Describe what you do at the Library of Congress and the materials you work with.
I am a reference librarian in the Library’s Hispanic Reading Room, which serves as a research center for patrons interested in using our Luso-Hispanic collections. These collections are vast, and can include materials in a myriad of formats: from books, to historical manuscripts, photographs, films, maps, audio recordings. They pertain to the regions of Spain, Portugal, Latin America, Caribbean, the indigenous cultures of those areas, and the peoples influenced by Luso-Hispanic heritage such as U.S. Latinos.
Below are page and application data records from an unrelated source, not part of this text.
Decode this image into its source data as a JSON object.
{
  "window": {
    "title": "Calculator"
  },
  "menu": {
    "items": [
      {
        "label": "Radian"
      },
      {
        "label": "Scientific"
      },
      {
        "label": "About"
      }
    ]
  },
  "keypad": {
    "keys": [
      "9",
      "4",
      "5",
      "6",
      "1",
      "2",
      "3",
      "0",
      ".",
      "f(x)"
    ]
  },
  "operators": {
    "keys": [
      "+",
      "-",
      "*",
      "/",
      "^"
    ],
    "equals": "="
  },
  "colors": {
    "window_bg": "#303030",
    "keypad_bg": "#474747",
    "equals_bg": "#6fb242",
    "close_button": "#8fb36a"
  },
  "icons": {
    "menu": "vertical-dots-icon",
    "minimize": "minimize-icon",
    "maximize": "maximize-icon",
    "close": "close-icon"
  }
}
More specifically, I am in charge of recommending collections from Colombia, Venezuela, as well as material on Latin American art for the Library; and I work on the Archive of Hispanic Literature on Tape, a collection of audio recordings of prominent poets and prose writers, which the Hispanic Division began curating in the early 1940s. I have been working on an effort to digitize and bring online access to some of these literary audio archives.
Do you have a favorite item from the Library’s online collections?
Yes, I think my favorite item in the Library is the recording of Chilean poet Pablo Neruda reading his poetry which is part of the Archives of Hispanic Literature on Tape.
Share a time when an item from the collections sparked your curiosity.
In addition to literature, I am very passionate about the visual arts. Because of this, some of the materials that have definitely sparked my curiosity here in the Library have been materials from the Artist’s Book collection. These outstanding books are housed at the Library’s Rare Book and Special Collection Division. They are gorgeous works of art created by book artists around the world, and they’re just the perfect blend between my two favorite worlds: literature and art!
Tell us about a memorable interaction with a K-12 teacher or student.
One of my most memorable interactions with a K-12 students was during our Poet Laureate Juan Felipe Herrera’s closing event this past April. For this program, two amazing 11-year-olds, Sarita Sol González, and Elena Izcalli Medina, were flown by the Library from across the country (from New Mexico and California respectively) to share the stage with the Poet Laureate. These girls, who call themselves, “poetas chicanas feministas” (feminist chicana poets), read their own poetry and made our hearts soar. Before and after their reading I had very memorable conversations with them about the power of books, poetry, art, and the great importance of knowing and loving our roots. It was definitely an interaction that I won’t forget.
What’s one thing you’d like to tell teachers about the materials that you work with or the collections in general?
One thing I’d like to tell teachers about our collections here in the Library of Congress is that they are truly universal. They not only represent the most important aspects of American history and culture, but also vast and comprehensive collections from many nations of the world. These international collections are so vast that often-times researchers from a given country have to travel to the Library to find wonderful and unique materials from their own nation and culture. Our collections truly reflect the universality that characterized Thomas Jefferson, whose personal library became the seed for what this Library is today.